- Opening Delimiter -
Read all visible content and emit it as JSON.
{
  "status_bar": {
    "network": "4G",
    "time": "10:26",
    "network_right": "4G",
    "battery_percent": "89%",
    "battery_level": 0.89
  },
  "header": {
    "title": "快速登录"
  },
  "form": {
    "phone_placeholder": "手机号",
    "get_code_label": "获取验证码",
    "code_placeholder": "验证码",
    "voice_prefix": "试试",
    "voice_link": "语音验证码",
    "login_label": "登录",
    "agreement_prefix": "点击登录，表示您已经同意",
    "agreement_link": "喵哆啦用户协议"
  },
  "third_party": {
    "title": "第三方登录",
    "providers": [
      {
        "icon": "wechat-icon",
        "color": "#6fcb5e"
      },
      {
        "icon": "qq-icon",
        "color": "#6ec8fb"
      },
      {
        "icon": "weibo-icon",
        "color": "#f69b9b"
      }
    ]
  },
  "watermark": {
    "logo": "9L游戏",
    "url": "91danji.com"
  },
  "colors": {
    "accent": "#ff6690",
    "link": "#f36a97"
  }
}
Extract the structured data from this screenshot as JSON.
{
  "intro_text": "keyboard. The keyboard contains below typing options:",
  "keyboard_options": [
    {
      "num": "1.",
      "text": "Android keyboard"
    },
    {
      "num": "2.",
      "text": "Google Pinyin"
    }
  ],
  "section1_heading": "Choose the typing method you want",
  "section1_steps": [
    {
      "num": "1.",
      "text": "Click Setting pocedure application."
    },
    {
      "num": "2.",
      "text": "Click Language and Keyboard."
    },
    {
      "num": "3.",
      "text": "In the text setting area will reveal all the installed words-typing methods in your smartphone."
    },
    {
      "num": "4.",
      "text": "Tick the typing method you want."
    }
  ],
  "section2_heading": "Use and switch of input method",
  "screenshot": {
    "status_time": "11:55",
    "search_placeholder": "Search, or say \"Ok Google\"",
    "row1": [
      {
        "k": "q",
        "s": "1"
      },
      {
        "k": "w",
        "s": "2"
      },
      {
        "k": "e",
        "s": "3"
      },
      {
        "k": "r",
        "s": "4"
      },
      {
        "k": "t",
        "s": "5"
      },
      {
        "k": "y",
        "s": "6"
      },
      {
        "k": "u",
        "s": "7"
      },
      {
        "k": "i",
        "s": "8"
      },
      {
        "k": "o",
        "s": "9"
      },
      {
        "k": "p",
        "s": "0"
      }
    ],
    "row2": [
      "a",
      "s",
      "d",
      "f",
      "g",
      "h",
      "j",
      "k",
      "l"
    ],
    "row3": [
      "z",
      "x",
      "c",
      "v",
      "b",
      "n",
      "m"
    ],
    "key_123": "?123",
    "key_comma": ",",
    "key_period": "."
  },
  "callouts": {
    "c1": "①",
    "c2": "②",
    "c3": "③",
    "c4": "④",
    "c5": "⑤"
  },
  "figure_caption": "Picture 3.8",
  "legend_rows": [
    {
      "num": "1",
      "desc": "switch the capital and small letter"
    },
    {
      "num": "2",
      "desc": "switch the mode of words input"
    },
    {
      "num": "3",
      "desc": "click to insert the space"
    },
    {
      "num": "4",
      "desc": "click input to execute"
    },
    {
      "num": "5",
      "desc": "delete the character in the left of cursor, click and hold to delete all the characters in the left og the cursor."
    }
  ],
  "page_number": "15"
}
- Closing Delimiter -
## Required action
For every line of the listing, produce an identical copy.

## Exercise response
Read all visible content and emit it as JSON.
{
  "status_bar": {
    "network": "4G",
    "time": "10:26",
    "network_right": "4G",
    "battery_percent": "89%",
    "battery_level": 0.89
  },
  "header": {
    "title": "快速登录"
  },
  "form": {
    "phone_placeholder": "手机号",
    "get_code_label": "获取验证码",
    "code_placeholder": "验证码",
    "voice_prefix": "试试",
    "voice_link": "语音验证码",
    "login_label": "登录",
    "agreement_prefix": "点击登录，表示您已经同意",
    "agreement_link": "喵哆啦用户协议"
  },
  "third_party": {
    "title": "第三方登录",
    "providers": [
      {
        "icon": "wechat-icon",
        "color": "#6fcb5e"
      },
      {
        "icon": "qq-icon",
        "color": "#6ec8fb"
      },
      {
        "icon": "weibo-icon",
        "color": "#f69b9b"
      }
    ]
  },
  "watermark": {
    "logo": "9L游戏",
    "url": "91danji.com"
  },
  "colors": {
    "accent": "#ff6690",
    "link": "#f36a97"
  }
}
Extract the structured data from this screenshot as JSON.
{
  "intro_text": "keyboard. The keyboard contains below typing options:",
  "keyboard_options": [
    {
      "num": "1.",
      "text": "Android keyboard"
    },
    {
      "num": "2.",
      "text": "Google Pinyin"
    }
  ],
  "section1_heading": "Choose the typing method you want",
  "section1_steps": [
    {
      "num": "1.",
      "text": "Click Setting pocedure application."
    },
    {
      "num": "2.",
      "text": "Click Language and Keyboard."
    },
    {
      "num": "3.",
      "text": "In the text setting area will reveal all the installed words-typing methods in your smartphone."
    },
    {
      "num": "4.",
      "text": "Tick the typing method you want."
    }
  ],
  "section2_heading": "Use and switch of input method",
  "screenshot": {
    "status_time": "11:55",
    "search_placeholder": "Search, or say \"Ok Google\"",
    "row1": [
      {
        "k": "q",
        "s": "1"
      },
      {
        "k": "w",
        "s": "2"
      },
      {
        "k": "e",
        "s": "3"
      },
      {
        "k": "r",
        "s": "4"
      },
      {
        "k": "t",
        "s": "5"
      },
      {
        "k": "y",
        "s": "6"
      },
      {
        "k": "u",
        "s": "7"
      },
      {
        "k": "i",
        "s": "8"
      },
      {
        "k": "o",
        "s": "9"
      },
      {
        "k": "p",
        "s": "0"
      }
    ],
    "row2": [
      "a",
      "s",
      "d",
      "f",
      "g",
      "h",
      "j",
      "k",
      "l"
    ],
    "row3": [
      "z",
      "x",
      "c",
      "v",
      "b",
      "n",
      "m"
    ],
    "key_123": "?123",
    "key_comma": ",",
    "key_period": "."
  },
  "callouts": {
    "c1": "①",
    "c2": "②",
    "c3": "③",
    "c4": "④",
    "c5": "⑤"
  },
  "figure_caption": "Picture 3.8",
  "legend_rows": [
    {
      "num": "1",
      "desc": "switch the capital and small letter"
    },
    {
      "num": "2",
      "desc": "switch the mode of words input"
    },
    {
      "num": "3",
      "desc": "click to insert the space"
    },
    {
      "num": "4",
      "desc": "click input to execute"
    },
    {
      "num": "5",
      "desc": "delete the character in the left of cursor, click and hold to delete all the characters in the left og the cursor."
    }
  ],
  "page_number": "15"
}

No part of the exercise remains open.